EXERCISE GOAL
Excluding pictures, give the entries again exactly as they appear.

Website and app data records:

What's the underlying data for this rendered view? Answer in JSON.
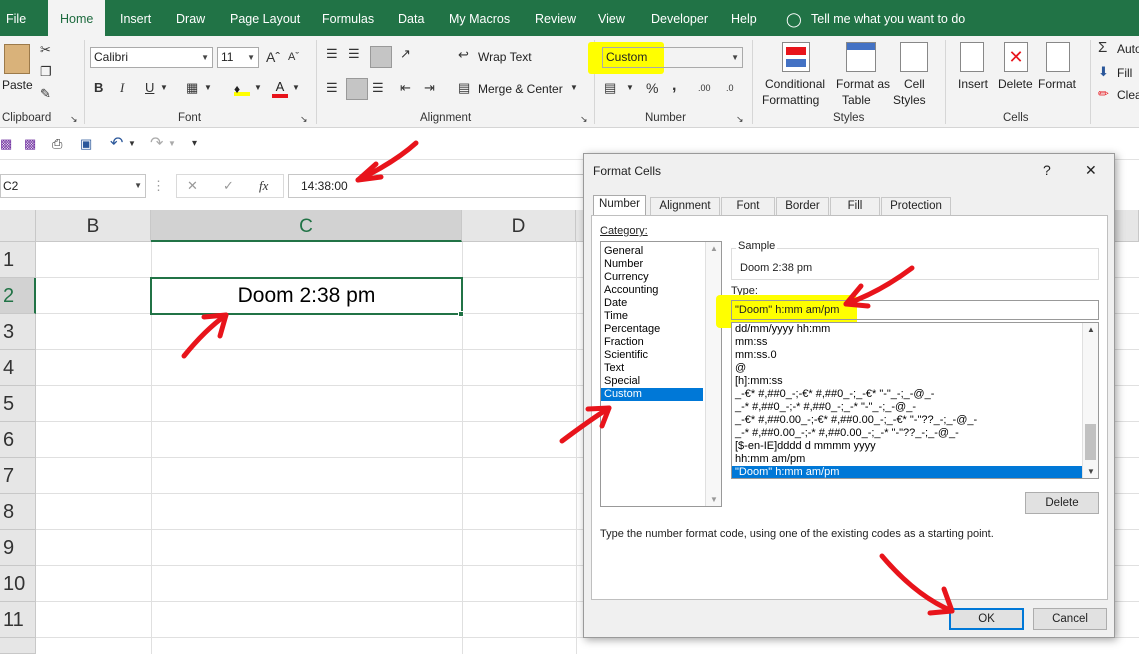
{
  "ribbon_tabs": [
    "File",
    "Home",
    "Insert",
    "Draw",
    "Page Layout",
    "Formulas",
    "Data",
    "My Macros",
    "Review",
    "View",
    "Developer",
    "Help"
  ],
  "tell_me": "Tell me what you want to do",
  "clipboard": {
    "paste": "Paste",
    "group": "Clipboard"
  },
  "font": {
    "name": "Calibri",
    "size": "11",
    "bold": "B",
    "italic": "I",
    "underline": "U",
    "group": "Font"
  },
  "alignment": {
    "wrap": "Wrap Text",
    "merge": "Merge & Center",
    "group": "Alignment"
  },
  "number": {
    "format": "Custom",
    "percent": "%",
    "comma": ",",
    "group": "Number"
  },
  "styles": {
    "conditional_1": "Conditional",
    "conditional_2": "Formatting",
    "format_as_1": "Format as",
    "format_as_2": "Table",
    "cell_1": "Cell",
    "cell_2": "Styles",
    "group": "Styles"
  },
  "cells": {
    "insert": "Insert",
    "delete": "Delete",
    "format": "Format",
    "group": "Cells"
  },
  "editing": {
    "autosum": "Auto",
    "fill": "Fill",
    "clear": "Clea"
  },
  "name_box": "C2",
  "fx": "fx",
  "formula_value": "14:38:00",
  "columns": [
    "B",
    "C",
    "D"
  ],
  "rows": [
    "1",
    "2",
    "3",
    "4",
    "5",
    "6",
    "7",
    "8",
    "9",
    "10",
    "11"
  ],
  "cell_c2": "Doom 2:38 pm",
  "dialog": {
    "title": "Format Cells",
    "help": "?",
    "close": "✕",
    "tabs": [
      "Number",
      "Alignment",
      "Font",
      "Border",
      "Fill",
      "Protection"
    ],
    "category_label": "Category:",
    "categories": [
      "General",
      "Number",
      "Currency",
      "Accounting",
      "Date",
      "Time",
      "Percentage",
      "Fraction",
      "Scientific",
      "Text",
      "Special",
      "Custom"
    ],
    "selected_category": "Custom",
    "sample_label": "Sample",
    "sample_value": "Doom 2:38 pm",
    "type_label": "Type:",
    "type_value": "\"Doom\" h:mm am/pm",
    "type_list": [
      "dd/mm/yyyy hh:mm",
      "mm:ss",
      "mm:ss.0",
      "@",
      "[h]:mm:ss",
      "_-€* #,##0_-;-€* #,##0_-;_-€* \"-\"_-;_-@_-",
      "_-* #,##0_-;-* #,##0_-;_-* \"-\"_-;_-@_-",
      "_-€* #,##0.00_-;-€* #,##0.00_-;_-€* \"-\"??_-;_-@_-",
      "_-* #,##0.00_-;-* #,##0.00_-;_-* \"-\"??_-;_-@_-",
      "[$-en-IE]dddd d mmmm yyyy",
      "hh:mm am/pm",
      "\"Doom\" h:mm am/pm"
    ],
    "delete": "Delete",
    "description": "Type the number format code, using one of the existing codes as a starting point.",
    "ok": "OK",
    "cancel": "Cancel"
  },
  "colors": {
    "accent": "#217346",
    "highlight": "#ffff00",
    "arrow": "#e8141b",
    "selection": "#0078d7"
  }
}
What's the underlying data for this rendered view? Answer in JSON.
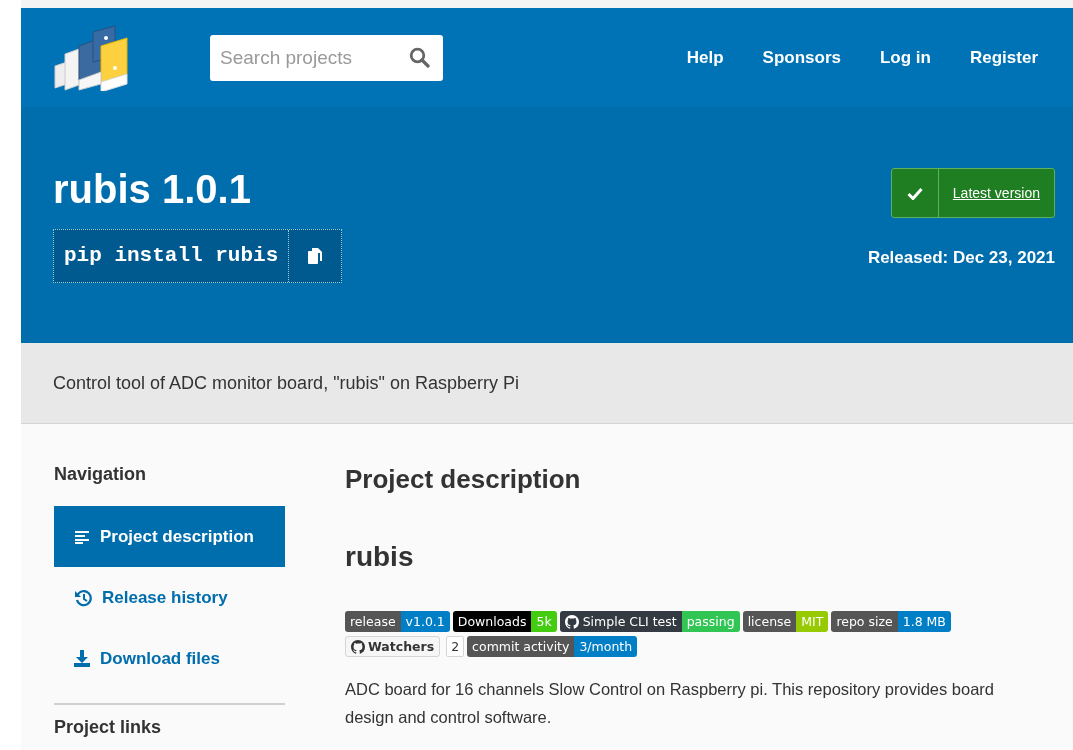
{
  "header": {
    "search": {
      "placeholder": "Search projects"
    },
    "nav": [
      "Help",
      "Sponsors",
      "Log in",
      "Register"
    ]
  },
  "hero": {
    "title": "rubis 1.0.1",
    "pip_command": "pip install rubis",
    "latest_label": "Latest version",
    "released": "Released: Dec 23, 2021"
  },
  "summary": "Control tool of ADC monitor board, \"rubis\" on Raspberry Pi",
  "sidebar": {
    "heading": "Navigation",
    "items": [
      {
        "label": "Project description",
        "selected": true
      },
      {
        "label": "Release history",
        "selected": false
      },
      {
        "label": "Download files",
        "selected": false
      }
    ],
    "next_heading": "Project links"
  },
  "main": {
    "heading": "Project description",
    "title": "rubis",
    "badges": [
      {
        "kind": "plain",
        "label": "release",
        "value": "v1.0.1",
        "color": "#007ec6"
      },
      {
        "kind": "inverse",
        "label": "Downloads",
        "value": "5k",
        "color": "#44cc11"
      },
      {
        "kind": "logo",
        "label": "Simple CLI test",
        "value": "passing",
        "color": "#31c653"
      },
      {
        "kind": "plain",
        "label": "license",
        "value": "MIT",
        "color": "#97ca00"
      },
      {
        "kind": "plain",
        "label": "repo size",
        "value": "1.8 MB",
        "color": "#007ec6"
      },
      {
        "kind": "social",
        "label": "Watchers",
        "value": "2"
      },
      {
        "kind": "plain",
        "label": "commit activity",
        "value": "3/month",
        "color": "#007ec6"
      }
    ],
    "paragraph": "ADC board for 16 channels Slow Control on Raspberry pi. This repository provides board design and control software."
  }
}
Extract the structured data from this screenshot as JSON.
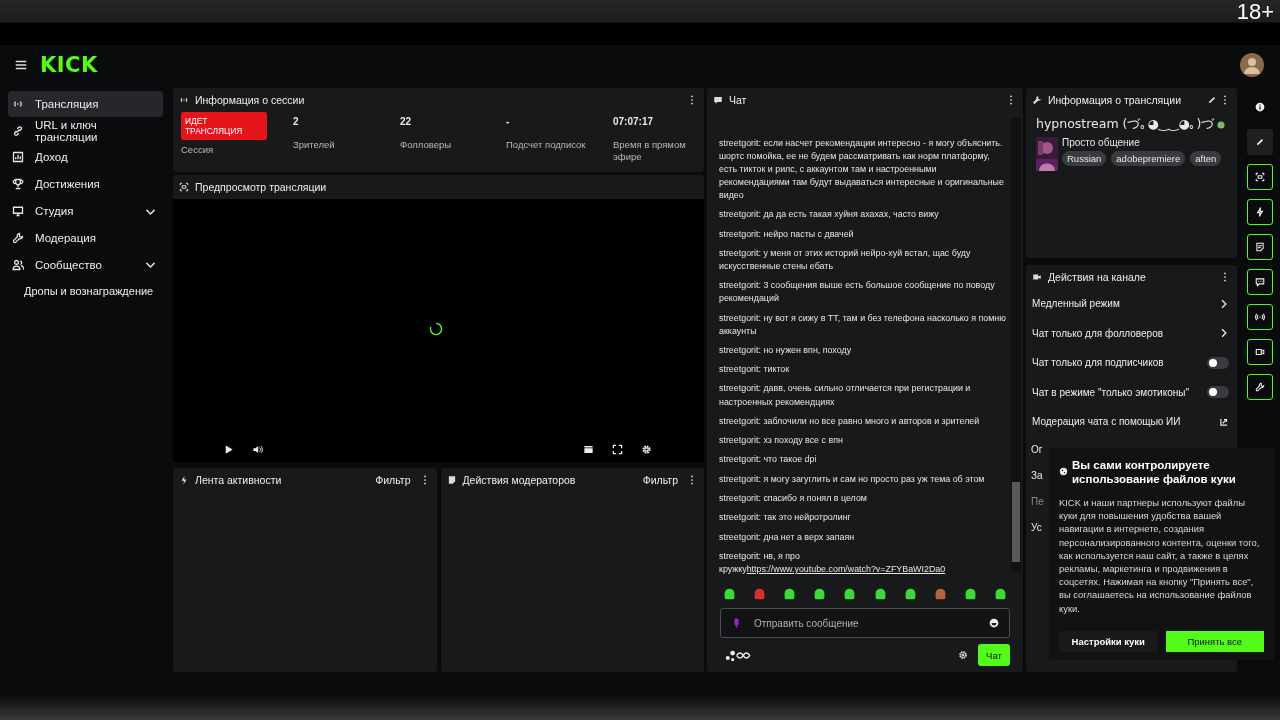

EXPECTED ANSWER
What's the underlying data for this rendered view? Answer in JSON.
{
  "ribbon_tabs": [
    "File",
    "Home",
    "Insert",
    "Draw",
    "Page Layout",
    "Formulas",
    "Data",
    "My Macros",
    "Review",
    "View",
    "Developer",
    "Help"
  ],
  "tell_me": "Tell me what you want to do",
  "clipboard": {
    "paste": "Paste",
    "group": "Clipboard"
  },
  "font": {
    "name": "Calibri",
    "size": "11",
    "bold": "B",
    "italic": "I",
    "underline": "U",
    "group": "Font"
  },
  "alignment": {
    "wrap": "Wrap Text",
    "merge": "Merge & Center",
    "group": "Alignment"
  },
  "number": {
    "format": "Custom",
    "percent": "%",
    "comma": ",",
    "group": "Number"
  },
  "styles": {
    "conditional_1": "Conditional",
    "conditional_2": "Formatting",
    "format_as_1": "Format as",
    "format_as_2": "Table",
    "cell_1": "Cell",
    "cell_2": "Styles",
    "group": "Styles"
  },
  "cells": {
    "insert": "Insert",
    "delete": "Delete",
    "format": "Format",
    "group": "Cells"
  },
  "editing": {
    "autosum": "Auto",
    "fill": "Fill",
    "clear": "Clea"
  },
  "name_box": "C2",
  "fx": "fx",
  "formula_value": "14:38:00",
  "columns": [
    "B",
    "C",
    "D"
  ],
  "rows": [
    "1",
    "2",
    "3",
    "4",
    "5",
    "6",
    "7",
    "8",
    "9",
    "10",
    "11"
  ],
  "cell_c2": "Doom 2:38 pm",
  "dialog": {
    "title": "Format Cells",
    "help": "?",
    "close": "✕",
    "tabs": [
      "Number",
      "Alignment",
      "Font",
      "Border",
      "Fill",
      "Protection"
    ],
    "category_label": "Category:",
    "categories": [
      "General",
      "Number",
      "Currency",
      "Accounting",
      "Date",
      "Time",
      "Percentage",
      "Fraction",
      "Scientific",
      "Text",
      "Special",
      "Custom"
    ],
    "selected_category": "Custom",
    "sample_label": "Sample",
    "sample_value": "Doom 2:38 pm",
    "type_label": "Type:",
    "type_value": "\"Doom\" h:mm am/pm",
    "type_list": [
      "dd/mm/yyyy hh:mm",
      "mm:ss",
      "mm:ss.0",
      "@",
      "[h]:mm:ss",
      "_-€* #,##0_-;-€* #,##0_-;_-€* \"-\"_-;_-@_-",
      "_-* #,##0_-;-* #,##0_-;_-* \"-\"_-;_-@_-",
      "_-€* #,##0.00_-;-€* #,##0.00_-;_-€* \"-\"??_-;_-@_-",
      "_-* #,##0.00_-;-* #,##0.00_-;_-* \"-\"??_-;_-@_-",
      "[$-en-IE]dddd d mmmm yyyy",
      "hh:mm am/pm",
      "\"Doom\" h:mm am/pm"
    ],
    "delete": "Delete",
    "description": "Type the number format code, using one of the existing codes as a starting point.",
    "ok": "OK",
    "cancel": "Cancel"
  },
  "colors": {
    "accent": "#217346",
    "highlight": "#ffff00",
    "arrow": "#e8141b",
    "selection": "#0078d7"
  }
}
What's the underlying data for this rendered view? Answer in JSON.
{
  "header": {
    "search": {
      "placeholder": "Search projects"
    },
    "nav": [
      "Help",
      "Sponsors",
      "Log in",
      "Register"
    ]
  },
  "hero": {
    "title": "rubis 1.0.1",
    "pip_command": "pip install rubis",
    "latest_label": "Latest version",
    "released": "Released: Dec 23, 2021"
  },
  "summary": "Control tool of ADC monitor board, \"rubis\" on Raspberry Pi",
  "sidebar": {
    "heading": "Navigation",
    "items": [
      {
        "label": "Project description",
        "selected": true
      },
      {
        "label": "Release history",
        "selected": false
      },
      {
        "label": "Download files",
        "selected": false
      }
    ],
    "next_heading": "Project links"
  },
  "main": {
    "heading": "Project description",
    "title": "rubis",
    "badges": [
      {
        "kind": "plain",
        "label": "release",
        "value": "v1.0.1",
        "color": "#007ec6"
      },
      {
        "kind": "inverse",
        "label": "Downloads",
        "value": "5k",
        "color": "#44cc11"
      },
      {
        "kind": "logo",
        "label": "Simple CLI test",
        "value": "passing",
        "color": "#31c653"
      },
      {
        "kind": "plain",
        "label": "license",
        "value": "MIT",
        "color": "#97ca00"
      },
      {
        "kind": "plain",
        "label": "repo size",
        "value": "1.8 MB",
        "color": "#007ec6"
      },
      {
        "kind": "social",
        "label": "Watchers",
        "value": "2"
      },
      {
        "kind": "plain",
        "label": "commit activity",
        "value": "3/month",
        "color": "#007ec6"
      }
    ],
    "paragraph": "ADC board for 16 channels Slow Control on Raspberry pi. This repository provides board design and control software."
  }
}
Extract the structured data from this screenshot as JSON.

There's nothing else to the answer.